  8. Apple TV or similar?

    If she's about to update her internet to NBN - or is eligible - both Telstra and Optus bundle a device that does just that quite reliably. Otherwise an Apple TV is going to be super easy for your mother to use, assuming the remote control is comfortable for her.
  9. Attaribox

    You mean Pong? That was classic. Loved my old VCS. I think I played Pitfall for years before someone pointed out there was no end to the game...
  10. F1 2017

    No mate, you're doing burnouts in a carpark of irrelevance. Read the rules and the report - nothing about 'deliberate' mentioned, or sing LALALALALALALA and make up your own rules.
  11. F1 2017

    Ask Marcus Ericsson and he's doing the same thing
  12. Roger Federer on the way out ?

    What's a joke is some men thinking leading women athletes can't play five, or believing that tennis is paid hourly.
  13. F1 2017

    Nah, nothing serious there - nothing to see. Deliberately impeding a Haas when you're in the best car on grid is kinda redundant at any rate, and he was legitimately setting himself up for a clean run. Within rules.
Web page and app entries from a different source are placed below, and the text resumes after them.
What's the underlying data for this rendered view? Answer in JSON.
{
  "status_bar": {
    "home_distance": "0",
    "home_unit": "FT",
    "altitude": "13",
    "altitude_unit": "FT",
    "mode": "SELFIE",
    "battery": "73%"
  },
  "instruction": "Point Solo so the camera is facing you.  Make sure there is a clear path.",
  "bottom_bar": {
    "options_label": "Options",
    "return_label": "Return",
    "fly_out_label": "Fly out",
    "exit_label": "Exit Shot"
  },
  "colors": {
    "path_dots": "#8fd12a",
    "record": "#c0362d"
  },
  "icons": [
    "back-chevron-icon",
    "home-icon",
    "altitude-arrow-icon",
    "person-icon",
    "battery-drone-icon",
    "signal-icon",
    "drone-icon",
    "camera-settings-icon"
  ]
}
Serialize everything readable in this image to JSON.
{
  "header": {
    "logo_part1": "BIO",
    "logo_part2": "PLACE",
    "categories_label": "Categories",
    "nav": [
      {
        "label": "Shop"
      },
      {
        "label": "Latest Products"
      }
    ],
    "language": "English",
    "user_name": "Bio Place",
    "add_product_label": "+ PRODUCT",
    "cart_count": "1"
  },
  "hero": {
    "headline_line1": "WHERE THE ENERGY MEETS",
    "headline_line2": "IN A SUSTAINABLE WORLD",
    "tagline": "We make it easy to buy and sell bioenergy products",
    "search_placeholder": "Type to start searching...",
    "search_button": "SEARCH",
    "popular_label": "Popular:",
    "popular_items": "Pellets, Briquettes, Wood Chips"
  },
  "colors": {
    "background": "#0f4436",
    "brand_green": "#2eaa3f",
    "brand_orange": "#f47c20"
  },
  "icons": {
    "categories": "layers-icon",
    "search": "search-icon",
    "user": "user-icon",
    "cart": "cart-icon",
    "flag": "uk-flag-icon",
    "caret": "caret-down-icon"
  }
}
His team could have communicated traffic a better is all.
  14. electric cars

    There's a pretty big game on in China for EV buses right now; as for cars the name of the game is keeping BYD, BAIC, Geely, Cherry etc in business. Particularly BYD, which sells a lot of cars at high govt subsidy, and attracts a lot of foreign investment - a year ago Samsung got involved with a 2% purchase for USD$450M. It's serious money. BYD alone is large enough to make Tesla's assets and interests look smaller... anyone suggesting the Chinese government wants to incentivise EV uptake because they think Elon Musk is cool... I'd suggest Xi Jinping is not Jay Weatherill. Tesla's been negotiating for China for a while, and it'll be a very not-normal-for-Tesla approach if they do go there. The message right now about the auto industry there is 'we think we've learnt enough - now China first'. More sales = more subsidy. Force it earlier and those subsidies flow from government to local government-funded enterprises. This said.... I kinda like what they're doing over at Proterra (US-based).
  15. electric cars

    A mate (ex-Tesla) reckons 'imagine the S as a pissed-off pufferfish, and you've got X...'